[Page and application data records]
****************************************

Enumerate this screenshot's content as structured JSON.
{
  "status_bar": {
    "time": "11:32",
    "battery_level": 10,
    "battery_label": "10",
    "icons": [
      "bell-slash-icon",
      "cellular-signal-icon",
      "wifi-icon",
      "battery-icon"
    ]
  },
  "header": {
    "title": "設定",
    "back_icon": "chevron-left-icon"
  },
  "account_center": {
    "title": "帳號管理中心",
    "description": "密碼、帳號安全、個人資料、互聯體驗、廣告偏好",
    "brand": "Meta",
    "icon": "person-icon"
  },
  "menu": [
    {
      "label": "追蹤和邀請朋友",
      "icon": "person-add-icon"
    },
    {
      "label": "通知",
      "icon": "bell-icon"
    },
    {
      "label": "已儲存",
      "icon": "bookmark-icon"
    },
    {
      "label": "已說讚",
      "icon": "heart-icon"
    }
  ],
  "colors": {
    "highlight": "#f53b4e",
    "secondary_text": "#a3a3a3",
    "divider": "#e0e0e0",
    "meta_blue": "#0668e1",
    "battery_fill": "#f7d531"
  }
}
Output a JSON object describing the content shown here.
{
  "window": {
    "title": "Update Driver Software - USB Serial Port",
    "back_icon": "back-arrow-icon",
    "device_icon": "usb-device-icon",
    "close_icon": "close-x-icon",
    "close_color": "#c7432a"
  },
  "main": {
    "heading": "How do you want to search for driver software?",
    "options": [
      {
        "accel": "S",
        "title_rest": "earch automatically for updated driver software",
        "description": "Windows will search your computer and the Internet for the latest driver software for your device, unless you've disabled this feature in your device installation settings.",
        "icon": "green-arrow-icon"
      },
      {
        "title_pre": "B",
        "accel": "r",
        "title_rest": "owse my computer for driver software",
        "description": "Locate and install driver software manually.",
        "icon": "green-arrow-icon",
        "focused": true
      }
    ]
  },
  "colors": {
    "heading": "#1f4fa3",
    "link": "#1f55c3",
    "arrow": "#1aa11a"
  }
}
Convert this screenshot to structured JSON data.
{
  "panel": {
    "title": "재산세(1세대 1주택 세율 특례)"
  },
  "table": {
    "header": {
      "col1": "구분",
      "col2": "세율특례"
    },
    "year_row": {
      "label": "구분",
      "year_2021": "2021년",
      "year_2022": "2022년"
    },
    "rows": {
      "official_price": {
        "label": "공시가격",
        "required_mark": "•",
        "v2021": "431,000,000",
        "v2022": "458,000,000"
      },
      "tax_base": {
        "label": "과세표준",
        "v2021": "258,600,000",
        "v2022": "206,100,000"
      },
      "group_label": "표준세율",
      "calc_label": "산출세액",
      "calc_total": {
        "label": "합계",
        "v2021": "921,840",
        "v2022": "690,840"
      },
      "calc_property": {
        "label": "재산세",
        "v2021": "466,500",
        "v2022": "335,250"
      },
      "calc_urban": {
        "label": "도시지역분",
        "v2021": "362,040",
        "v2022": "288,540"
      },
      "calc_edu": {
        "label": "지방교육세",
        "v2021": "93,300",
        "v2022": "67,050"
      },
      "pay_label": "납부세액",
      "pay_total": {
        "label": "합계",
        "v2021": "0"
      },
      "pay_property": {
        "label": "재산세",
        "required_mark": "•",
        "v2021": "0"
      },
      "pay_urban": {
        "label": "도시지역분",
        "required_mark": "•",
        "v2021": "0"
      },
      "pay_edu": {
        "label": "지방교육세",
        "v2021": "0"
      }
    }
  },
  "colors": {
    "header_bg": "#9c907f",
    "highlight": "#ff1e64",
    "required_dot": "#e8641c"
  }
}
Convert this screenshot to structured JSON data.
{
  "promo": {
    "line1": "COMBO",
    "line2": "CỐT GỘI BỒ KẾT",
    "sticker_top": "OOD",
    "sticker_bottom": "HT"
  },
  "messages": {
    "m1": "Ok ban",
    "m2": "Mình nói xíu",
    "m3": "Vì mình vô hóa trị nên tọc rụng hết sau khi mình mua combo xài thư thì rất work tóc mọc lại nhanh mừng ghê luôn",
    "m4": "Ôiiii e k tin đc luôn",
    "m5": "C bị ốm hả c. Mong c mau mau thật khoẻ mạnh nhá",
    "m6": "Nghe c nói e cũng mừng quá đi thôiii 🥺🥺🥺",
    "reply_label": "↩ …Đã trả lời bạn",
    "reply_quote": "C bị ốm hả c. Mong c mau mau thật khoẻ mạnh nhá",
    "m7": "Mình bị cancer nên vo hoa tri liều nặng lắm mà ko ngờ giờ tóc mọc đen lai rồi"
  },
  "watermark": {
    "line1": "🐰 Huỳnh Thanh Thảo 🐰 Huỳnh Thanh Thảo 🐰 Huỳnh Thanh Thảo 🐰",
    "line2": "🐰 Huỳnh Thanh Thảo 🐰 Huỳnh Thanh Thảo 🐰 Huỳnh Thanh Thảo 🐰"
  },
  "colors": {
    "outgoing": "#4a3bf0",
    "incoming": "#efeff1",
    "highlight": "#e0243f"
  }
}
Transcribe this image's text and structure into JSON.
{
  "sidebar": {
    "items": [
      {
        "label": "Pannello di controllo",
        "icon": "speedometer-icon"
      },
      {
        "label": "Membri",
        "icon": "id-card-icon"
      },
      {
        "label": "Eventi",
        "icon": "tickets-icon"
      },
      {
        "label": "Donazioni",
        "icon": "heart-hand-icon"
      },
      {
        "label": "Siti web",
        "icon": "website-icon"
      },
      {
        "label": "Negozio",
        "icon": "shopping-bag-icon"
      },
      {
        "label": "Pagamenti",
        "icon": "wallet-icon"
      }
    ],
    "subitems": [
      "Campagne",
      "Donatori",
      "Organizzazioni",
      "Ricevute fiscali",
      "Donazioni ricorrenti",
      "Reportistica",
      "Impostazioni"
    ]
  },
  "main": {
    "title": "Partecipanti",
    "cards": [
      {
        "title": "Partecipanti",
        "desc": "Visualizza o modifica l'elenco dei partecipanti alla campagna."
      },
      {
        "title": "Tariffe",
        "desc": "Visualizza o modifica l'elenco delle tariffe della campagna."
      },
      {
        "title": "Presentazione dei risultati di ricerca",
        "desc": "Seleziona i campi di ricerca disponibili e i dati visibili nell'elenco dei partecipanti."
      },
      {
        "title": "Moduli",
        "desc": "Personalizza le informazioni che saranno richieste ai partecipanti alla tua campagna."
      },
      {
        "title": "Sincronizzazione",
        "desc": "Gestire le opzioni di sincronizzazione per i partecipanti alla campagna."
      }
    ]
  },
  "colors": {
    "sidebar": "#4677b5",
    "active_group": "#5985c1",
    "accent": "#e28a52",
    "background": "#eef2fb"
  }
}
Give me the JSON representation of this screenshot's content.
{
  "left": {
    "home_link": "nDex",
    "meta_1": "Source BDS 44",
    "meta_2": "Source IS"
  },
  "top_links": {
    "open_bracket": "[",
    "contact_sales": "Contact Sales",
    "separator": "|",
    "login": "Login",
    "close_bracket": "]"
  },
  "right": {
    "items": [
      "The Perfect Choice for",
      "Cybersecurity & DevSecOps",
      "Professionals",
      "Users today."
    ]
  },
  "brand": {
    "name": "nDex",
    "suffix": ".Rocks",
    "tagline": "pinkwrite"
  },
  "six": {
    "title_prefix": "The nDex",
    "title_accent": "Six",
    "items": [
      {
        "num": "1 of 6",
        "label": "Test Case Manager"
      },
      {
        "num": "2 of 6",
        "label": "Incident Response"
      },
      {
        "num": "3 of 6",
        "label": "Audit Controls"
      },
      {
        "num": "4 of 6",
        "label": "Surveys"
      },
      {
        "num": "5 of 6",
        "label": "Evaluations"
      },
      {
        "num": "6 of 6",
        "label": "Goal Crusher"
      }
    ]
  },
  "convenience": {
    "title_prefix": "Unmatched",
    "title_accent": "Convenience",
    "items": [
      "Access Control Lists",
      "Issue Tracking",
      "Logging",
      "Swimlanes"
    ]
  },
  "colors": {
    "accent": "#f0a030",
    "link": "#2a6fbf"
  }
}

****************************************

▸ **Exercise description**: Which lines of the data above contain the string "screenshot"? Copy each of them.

▸ **Answer**:
Enumerate this screenshot's content as structured JSON.
Convert this screenshot to structured JSON data.
Convert this screenshot to structured JSON data.
Give me the JSON representation of this screenshot's content.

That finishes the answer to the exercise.